Investors betting against Tesla's stock have lost more than $8 billion since the beginning of the year, according to data from S3 Partners, including nearly $2.5 billion in losses on Monday's surge alone.
Tesla has more short sellers than any other U.S. stock, S3 says, with over 18% of its publicly available shares sold short. The short sellers are investors who borrow shares from a bank and then sell them, hoping the stock will go down. If it does, then the short sellers buy them back at lower prices and return them to the bank, profiting on the difference.
But the opposite is happening with Tesla. If a stock price instead trends higher, short sellers are forced to buy back the equity at a higher price in order to cut their mounting losses. With shares of Elon Musk's automaker ripping more than 14% higher in Monday trading, losses are climbing for shorts.

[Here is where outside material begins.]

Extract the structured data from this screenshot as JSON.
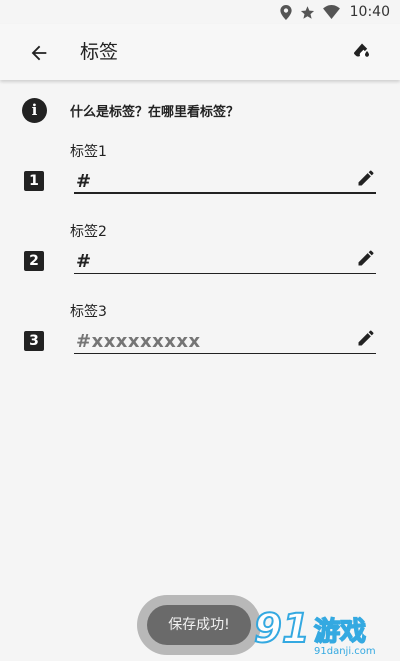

The stock closed up nearly 20% on Monday at a record high $780.00 a share.
S3 Partners' Ihor Dusaniwsky said Tesla shorts are down $8.3 billion in mark-to-market losses so far in 2020, including almost $2.5 billion in mark-to-market losses on Monday.
Tesla's stock has climbed nearly 220% in the past six months and passed the $700-a-share level for the first time. Dusaniwsky said that, since the stock was under $200 a share in June, Tesla short sellers have covered $12.6 billion worth of stock. That's a factor that is likely fueling Tesla's current rally: If enough short sellers buy in tandem, it can create higher demand and itself drive the equity price even higher, a phenomenon also known as "a short squeeze."